What Is the “Single Publication Rule” in Defamation Claims?
In the cases of publication of books, magazines, and newspaper, defamatory material may appear in multiple copies. Rather than allowing plaintiffs to file a claim for every piece of material that contains defamatory statements, the “single publication rule” limits the scope of such claims, restricting lawsuits to the first instance of defamatory material. The purpose of the rule is to help prevent excessive numbers of lawsuits from clogging up the court system.

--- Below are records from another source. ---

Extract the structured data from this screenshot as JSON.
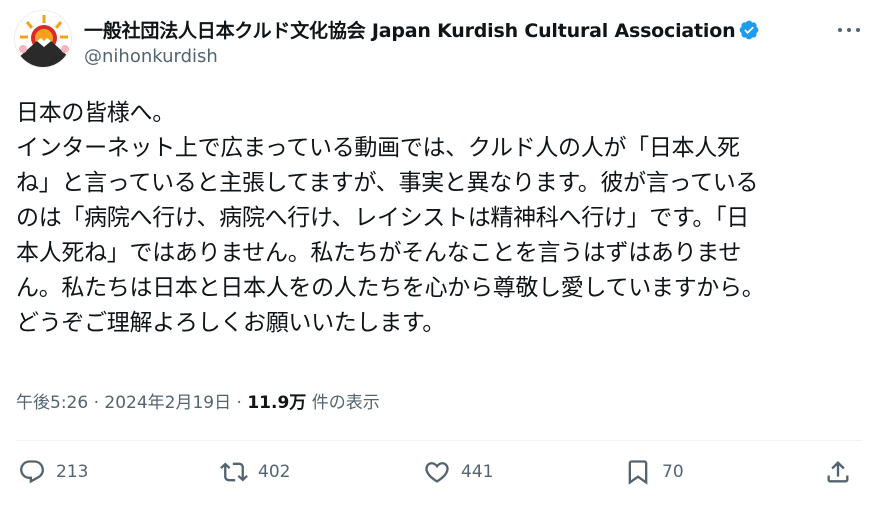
{
  "account": {
    "display_name": "一般社団法人日本クルド文化協会 Japan Kurdish Cultural Association",
    "handle": "@nihonkurdish"
  },
  "post": {
    "text": "日本の皆様へ。\nインターネット上で広まっている動画では、クルド人の人が「日本人死\nね」と言っていると主張してますが、事実と異なります。彼が言っている\nのは「病院へ行け、病院へ行け、レイシストは精神科へ行け」です。「日\n本人死ね」ではありません。私たちがそんなことを言うはずはありませ\nん。私たちは日本と日本人をの人たちを心から尊敬し愛していますから。\nどうぞご理解よろしくお願いいたします。",
    "time": "午後5:26",
    "separator": "·",
    "date": "2024年2月19日",
    "views": "11.9万",
    "views_label": "件の表示"
  },
  "actions": {
    "replies": "213",
    "reposts": "402",
    "likes": "441",
    "bookmarks": "70"
  },
  "colors": {
    "text": "#0f1419",
    "secondary": "#536471",
    "verified": "#1d9bf0",
    "avatar_sun": "#f2a31b",
    "avatar_ring": "#d92b2b"
  }
}
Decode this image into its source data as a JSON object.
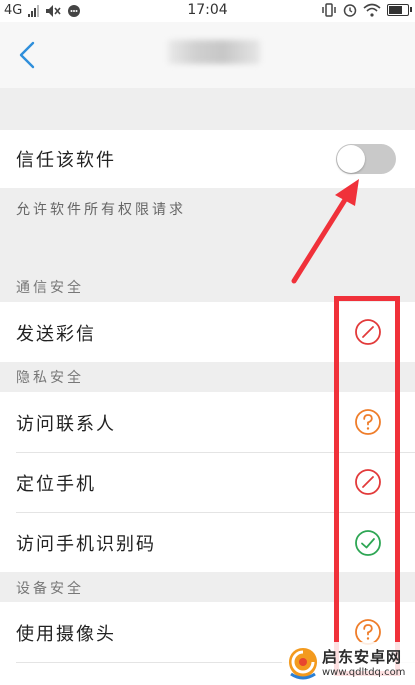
{
  "status_bar": {
    "network": "4G",
    "time": "17:04"
  },
  "permission_page": {
    "trust_label": "信任该软件",
    "trust_enabled": false,
    "trust_hint": "允许软件所有权限请求",
    "sections": [
      {
        "title": "通信安全",
        "items": [
          {
            "label": "发送彩信",
            "state": "forbidden"
          }
        ]
      },
      {
        "title": "隐私安全",
        "items": [
          {
            "label": "访问联系人",
            "state": "ask"
          },
          {
            "label": "定位手机",
            "state": "forbidden"
          },
          {
            "label": "访问手机识别码",
            "state": "allowed"
          }
        ]
      },
      {
        "title": "设备安全",
        "items": [
          {
            "label": "使用摄像头",
            "state": "ask"
          }
        ]
      }
    ]
  },
  "colors": {
    "accent_blue": "#2f8fdb",
    "forbidden_red": "#e23a3a",
    "ask_orange": "#ef7d2a",
    "allowed_green": "#2ea654",
    "annotation_red": "#f0313a"
  },
  "watermark": {
    "name": "启东安卓网",
    "url": "www.qdltdq.com"
  }
}
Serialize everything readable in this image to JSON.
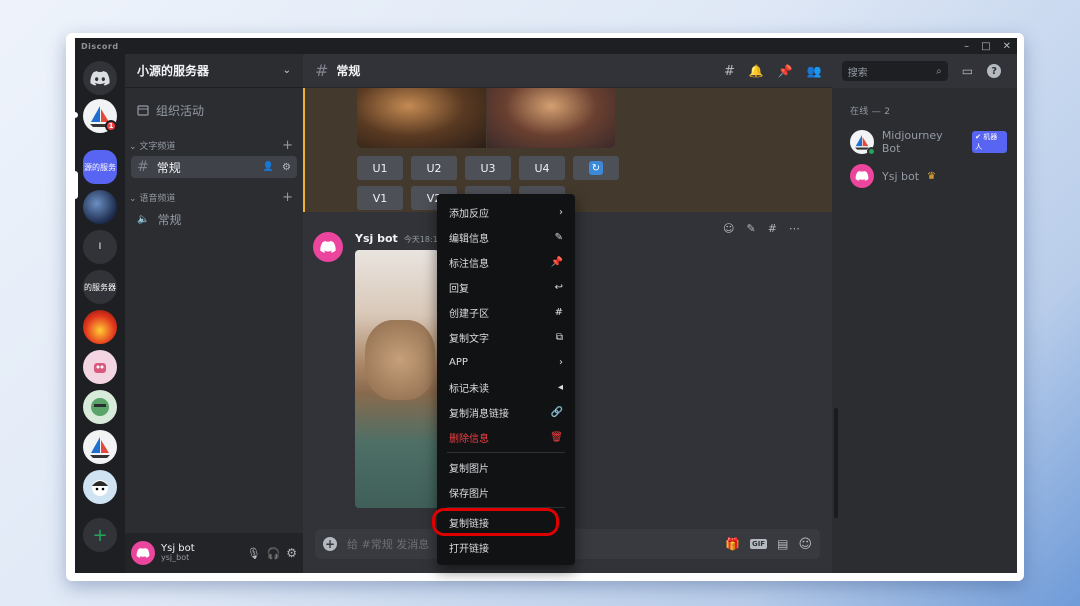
{
  "window": {
    "app_name": "Discord",
    "controls": [
      "–",
      "□",
      "✕"
    ]
  },
  "server": {
    "name": "小源的服务器",
    "events_label": "组织活动",
    "text_category": "文字频道",
    "voice_category": "语音频道",
    "text_channel": "常规",
    "voice_channel": "常规"
  },
  "rail": {
    "badge_count": "1",
    "selected_server_label": "源的服务",
    "server_i_label": "I",
    "server_text_label": "的服务器",
    "add_label": "+"
  },
  "user": {
    "name": "Ysj bot",
    "handle": "ysj_bot"
  },
  "channel_header": {
    "name": "常规",
    "search_placeholder": "搜索"
  },
  "midjourney_buttons": {
    "row1": [
      "U1",
      "U2",
      "U3",
      "U4"
    ],
    "row2": [
      "V1",
      "V2"
    ]
  },
  "message": {
    "author": "Ysj bot",
    "timestamp": "今天18:10"
  },
  "composer": {
    "placeholder": "给 #常规 发消息"
  },
  "members": {
    "online_header": "在线 — 2",
    "list": [
      {
        "name": "Midjourney Bot",
        "tag": "✔ 机器人"
      },
      {
        "name": "Ysj bot",
        "crown": "♛"
      }
    ]
  },
  "context_menu": {
    "items": [
      {
        "label": "添加反应",
        "icon": "chevron-right"
      },
      {
        "label": "编辑信息",
        "icon": "pencil"
      },
      {
        "label": "标注信息",
        "icon": "pin"
      },
      {
        "label": "回复",
        "icon": "reply"
      },
      {
        "label": "创建子区",
        "icon": "thread"
      },
      {
        "label": "复制文字",
        "icon": "copy"
      },
      {
        "label": "APP",
        "icon": "chevron-right"
      },
      {
        "label": "标记未读",
        "icon": "unread"
      },
      {
        "label": "复制消息链接",
        "icon": "link"
      },
      {
        "label": "删除信息",
        "icon": "trash"
      },
      {
        "label": "复制图片",
        "icon": ""
      },
      {
        "label": "保存图片",
        "icon": ""
      },
      {
        "label": "复制链接",
        "icon": ""
      },
      {
        "label": "打开链接",
        "icon": ""
      }
    ],
    "highlighted_item": "复制链接",
    "danger_color": "#f23f43",
    "highlight_ring_color": "#e00000"
  },
  "colors": {
    "blurple": "#5865f2",
    "online": "#23a55a",
    "mention_bar": "#f0b232"
  }
}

Florida law applies this rule to its defamation cases. For victims of defamation, this rule means that plaintiffs can only file against the original source of the defamatory material. The single publication rule also prevents the statute of limitations from resetting with each subsequent publication. If defamatory material originally appeared in a magazine in January 2017, then later in October of the same year, the statute of limitations would last only to January of 2019, not October 2019.
However, the single publication rule does not always apply the same way to defamatory statements made over the internet. In the case of Rudloe v. Karl, the court upheld the single publication rule in relation to internet content. However, the court since withdrew the opinion, not leaving much ground to establish legal precedent. If you experience defamation through the internet, the single publication rule may or may not apply.
Can Florida Courts Handle an Out-of-State Defamation Claim?
Since Florida maintains a long-arm statute, its courts can have jurisdiction over out-of-state defendants who commit certain acts within the state. This can include acts of defamation.
Defamatory statements made online can also fall under the jurisdiction of Florida courts; however, a third party in Florida must access the online statements for this to be the case. If such an event occurs, the out-of-state defendant is subject to Florida law.
Cases of defamation and slander can severely impact victims’ lives, and the complex legal matters involved can make it difficult to appropriately navigate a case. To best protect your rights as a victim of defamation, consider hiring an attorney to help you through the litigation process.